How To Know When To Change Brake Pads
If you hear continuous squeaking or screaming, it’s time to change your brake pads. When the indicator light illuminates, it’s another clue that it’s time to change your brake pads. When the brake pads on some kinds of cars become worn down, a sensor on the brake pad will activate. A heavy grinding metal sound is another clue that your brake pads need to be replaced. The fourth sign of brake pad replacement is a vibrating brake pedal. If stopping your automobile with your present brake pedal is difficult, and it vibrates or feels wobbly when you press down, your brake pads are worn out.
Final Verdict – How To Change Brake Pads

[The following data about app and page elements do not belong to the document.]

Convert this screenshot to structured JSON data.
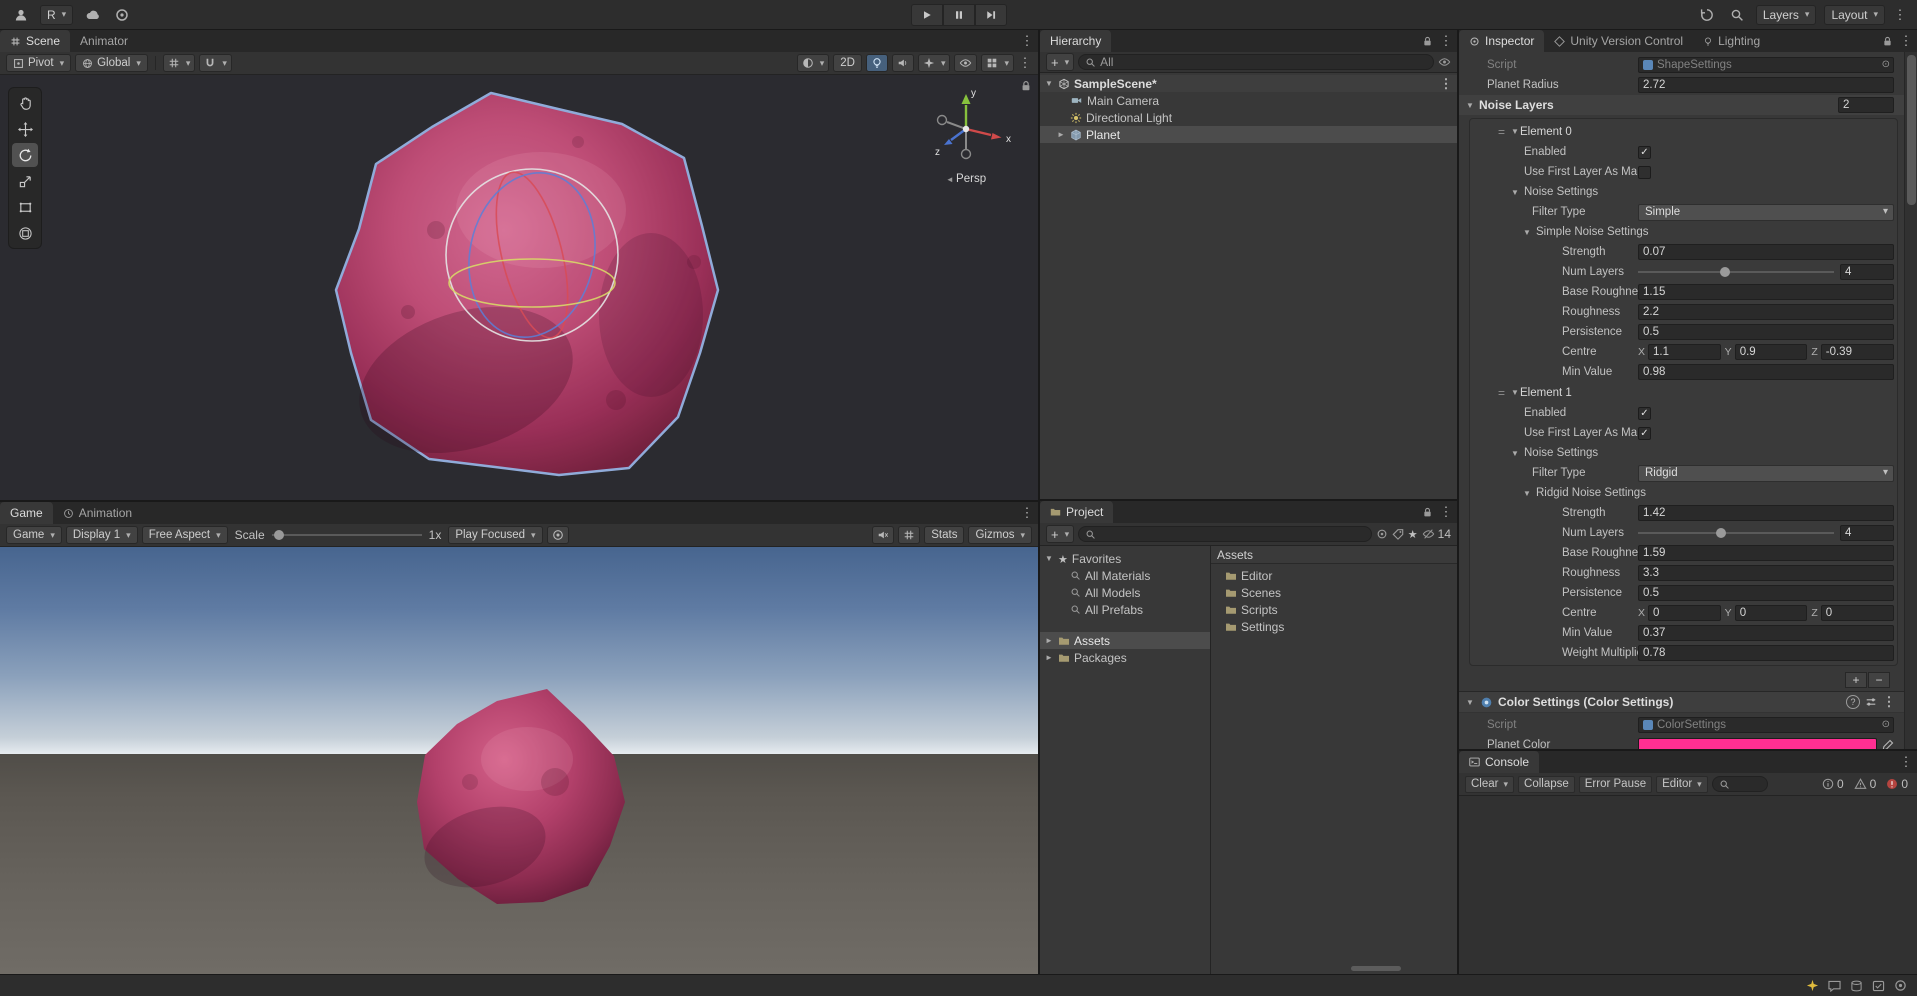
{
  "topbar": {
    "account": "R",
    "layers": "Layers",
    "layout": "Layout"
  },
  "scene": {
    "tab": "Scene",
    "tab_animator": "Animator",
    "pivot": "Pivot",
    "global": "Global",
    "two_d": "2D",
    "persp": "Persp",
    "ax": "x",
    "ay": "y",
    "az": "z"
  },
  "game": {
    "tab": "Game",
    "tab_animation": "Animation",
    "menu": "Game",
    "display": "Display 1",
    "aspect": "Free Aspect",
    "scale_label": "Scale",
    "scale_value": "1x",
    "play_focused": "Play Focused",
    "stats": "Stats",
    "gizmos": "Gizmos"
  },
  "hierarchy": {
    "tab": "Hierarchy",
    "search": "All",
    "scene_name": "SampleScene*",
    "items": [
      {
        "label": "Main Camera"
      },
      {
        "label": "Directional Light"
      },
      {
        "label": "Planet"
      }
    ]
  },
  "project": {
    "tab": "Project",
    "favorites": "Favorites",
    "fav_items": [
      {
        "label": "All Materials"
      },
      {
        "label": "All Models"
      },
      {
        "label": "All Prefabs"
      }
    ],
    "roots": [
      {
        "label": "Assets"
      },
      {
        "label": "Packages"
      }
    ],
    "breadcrumb": "Assets",
    "folders": [
      {
        "label": "Editor"
      },
      {
        "label": "Scenes"
      },
      {
        "label": "Scripts"
      },
      {
        "label": "Settings"
      }
    ],
    "hidden_count": "14"
  },
  "inspector": {
    "tab": "Inspector",
    "tab_vcs": "Unity Version Control",
    "tab_lighting": "Lighting",
    "script_label": "Script",
    "shape_script": "ShapeSettings",
    "radius_label": "Planet Radius",
    "radius_value": "2.72",
    "noise_layers_label": "Noise Layers",
    "noise_layers_size": "2",
    "vx": "X",
    "vy": "Y",
    "vz": "Z",
    "elements": [
      {
        "title": "Element 0",
        "enabled_label": "Enabled",
        "mask_label": "Use First Layer As Ma",
        "noise_settings_label": "Noise Settings",
        "filter_type_label": "Filter Type",
        "filter_type": "Simple",
        "sub_header": "Simple Noise Settings",
        "strength_label": "Strength",
        "strength": "0.07",
        "num_layers_label": "Num Layers",
        "num_layers": "4",
        "base_roughness_label": "Base Roughness",
        "base_roughness": "1.15",
        "roughness_label": "Roughness",
        "roughness": "2.2",
        "persistence_label": "Persistence",
        "persistence": "0.5",
        "centre_label": "Centre",
        "cx": "1.1",
        "cy": "0.9",
        "cz": "-0.39",
        "min_value_label": "Min Value",
        "min_value": "0.98"
      },
      {
        "title": "Element 1",
        "enabled_label": "Enabled",
        "mask_label": "Use First Layer As Ma",
        "noise_settings_label": "Noise Settings",
        "filter_type_label": "Filter Type",
        "filter_type": "Ridgid",
        "sub_header": "Ridgid Noise Settings",
        "strength_label": "Strength",
        "strength": "1.42",
        "num_layers_label": "Num Layers",
        "num_layers": "4",
        "base_roughness_label": "Base Roughness",
        "base_roughness": "1.59",
        "roughness_label": "Roughness",
        "roughness": "3.3",
        "persistence_label": "Persistence",
        "persistence": "0.5",
        "centre_label": "Centre",
        "cx": "0",
        "cy": "0",
        "cz": "0",
        "min_value_label": "Min Value",
        "min_value": "0.37",
        "weight_label": "Weight Multiplier",
        "weight": "0.78"
      }
    ],
    "color_header": "Color Settings (Color Settings)",
    "color_script": "ColorSettings",
    "planet_color_label": "Planet Color",
    "planet_color": "#ff2f92"
  },
  "console": {
    "tab": "Console",
    "clear": "Clear",
    "collapse": "Collapse",
    "error_pause": "Error Pause",
    "editor": "Editor",
    "info_count": "0",
    "warn_count": "0",
    "error_count": "0"
  }
}
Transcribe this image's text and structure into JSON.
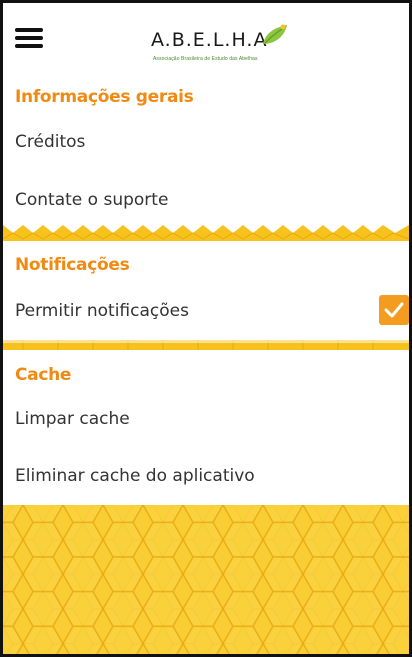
{
  "header": {
    "logo_text": "A.B.E.L.H.A",
    "logo_subtitle": "Associação Brasileira de Estudo das Abelhas",
    "menu_icon": "hamburger-menu-icon"
  },
  "sections": {
    "general": {
      "title": "Informações gerais",
      "items": [
        "Créditos",
        "Contate o suporte"
      ]
    },
    "notifications": {
      "title": "Notificações",
      "toggle_label": "Permitir notificações",
      "toggle_checked": true
    },
    "cache": {
      "title": "Cache",
      "items": [
        "Limpar cache",
        "Eliminar cache do aplicativo"
      ]
    }
  },
  "colors": {
    "accent": "#f08a12",
    "honey": "#f7c21e",
    "honey_dark": "#e9a90f",
    "checkbox": "#f39c1f"
  }
}
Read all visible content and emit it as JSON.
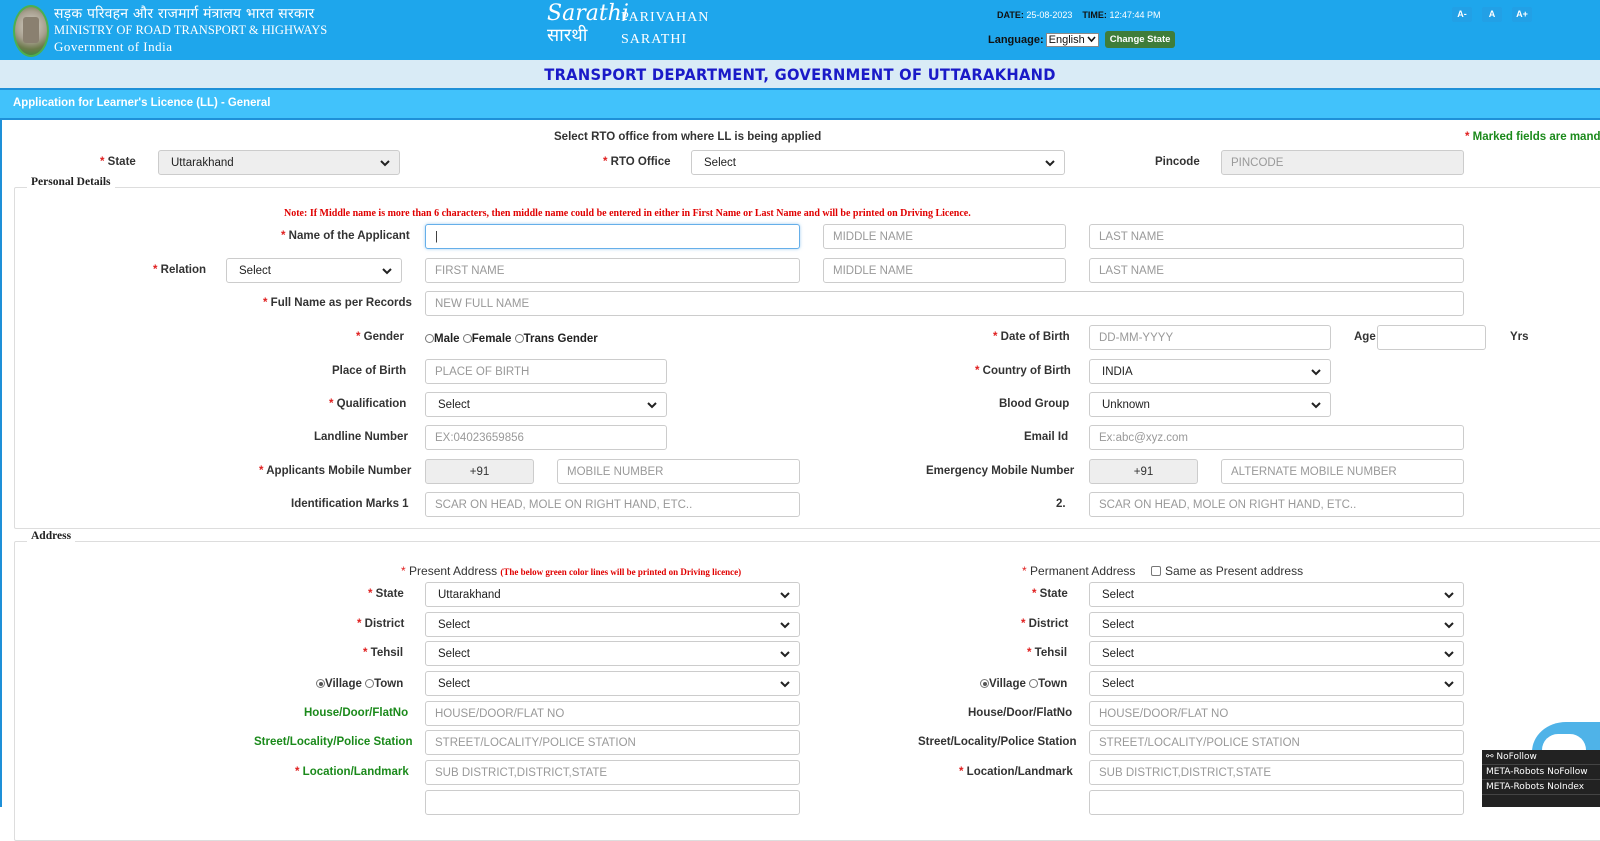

Your brakes are the most critical component of your vehicle. They won’t get you to 60 in any faster time or improve your ride, but they’re in charge of bringing you down from high speeds and might save your life in an emergency. Maintaining a good braking system necessitates keeping track of brake pad wear.
Low power braking, a high-pitched scream when braking in the dry, and excessive lever travel are all signs of worn or damaged disc brake pads. Now that you know how to change brake pads, you can easily determine when to replace brake pads or rotors on your car if you pay attention and plan ahead.
These tools have been tried and tested by our team, they are ideal for fixing your car at home.